When a truck is fully loaded, Volvo Trucks predicts that the VNR will use about 2 kWh per mile. However, this will certainly vary depending on the weather, geography, and the actual load of the vehicle. Fleet managers won’t be caught off guard when the real world begins by using cautious values in the range estimate. Volvo Trucks has conducted many thorough simulations using actual data, and it keeps improving the tool based on user input.

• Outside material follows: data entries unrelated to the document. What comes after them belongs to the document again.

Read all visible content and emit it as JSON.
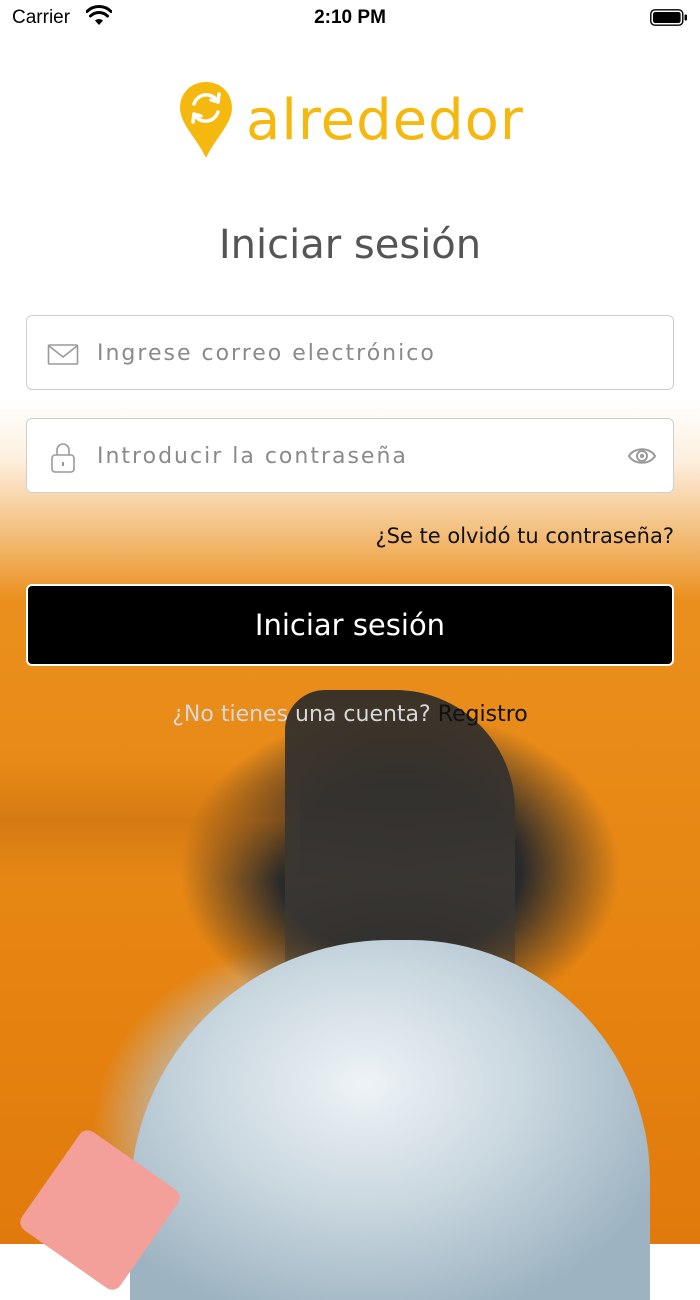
{
  "status_bar": {
    "carrier": "Carrier",
    "time": "2:10 PM"
  },
  "brand": {
    "name": "alrededor",
    "accent_color": "#f5b80f"
  },
  "login": {
    "title": "Iniciar sesión",
    "email_placeholder": "Ingrese correo electrónico",
    "email_value": "",
    "password_placeholder": "Introducir la contraseña",
    "password_value": "",
    "forgot_label": "¿Se te olvidó tu contraseña?",
    "submit_label": "Iniciar sesión",
    "no_account_text": "¿No tienes una cuenta?",
    "register_label": "Registro"
  },
  "icons": {
    "email": "envelope-icon",
    "password": "lock-icon",
    "toggle": "eye-icon"
  }
}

TRACTION WITH IMPORTANT CLIENTS A pilot of 10 to 20 vehicles was used by several of the early users of Volvo’s fully electric trucks. As they aim to extend their totally electric fleets and tap directly into Volvo’s most cutting-edge fully electric products, many of those early customers are now coming in with orders numbering in the hundreds. The second generation VNR trucks’ increased range increased the number of routes that could be served.
The usability of Volvo’s fully electric, large trucks in North America is demonstrated by orders from reputable logistics providers like QCD , Producers Dairy , and Penske , as well as truck-as-a-service upstart WattEV . These orders confirm that many of Volvo’s clients want to join the ride, adding to the company’s extensive track record in the heavy trucking industry.
The VNR has undergone extensive development by Volvo Trucks to guarantee that the driver experience is comparable inside the cabin. Its combustion-fired counterpart’s steering, shifting, air conditioning, and interior cabin design are all remarkably similar. Amazon just dropped an order for 20 of Volvo’s fully electric FH cab-over trucks in Germany, indicating that the trend of replacing fleets of heavy trucks with fully electric ones isn’t limited to North America.
Heavy duty electric trucks are undoubtedly still in their infancy, but that hasn’t stopped Volvo Vehicles from investing heavily in the development of competitive completely electric trucks today. The vehicles we observed, the Volvo Trucks employees we spoke with, and the customer orders provide compelling evidence for Volvo Trucks’ leadership position in bringing about a future with zero accidents and zero emissions.
It’s electric in the future.
Fleet managers may order the zero emission vehicles of the future today because Volvo Trucks is producing them here in the United States.
Like the uniqueness and cleantech news coverage of CleanTechnica? Think about becoming an Patreon patron or a member, supporter, technician, or ambassador for CleanTechnica. Don’t miss a cleantech story, will ya? Subscribe to daily news updates from CleanTechnica by email. Or already in production 0 Want to advertise with CleanTechnica, send us a tip, or propose a speaker for our podcast CleanTech Talk? You can reach us here.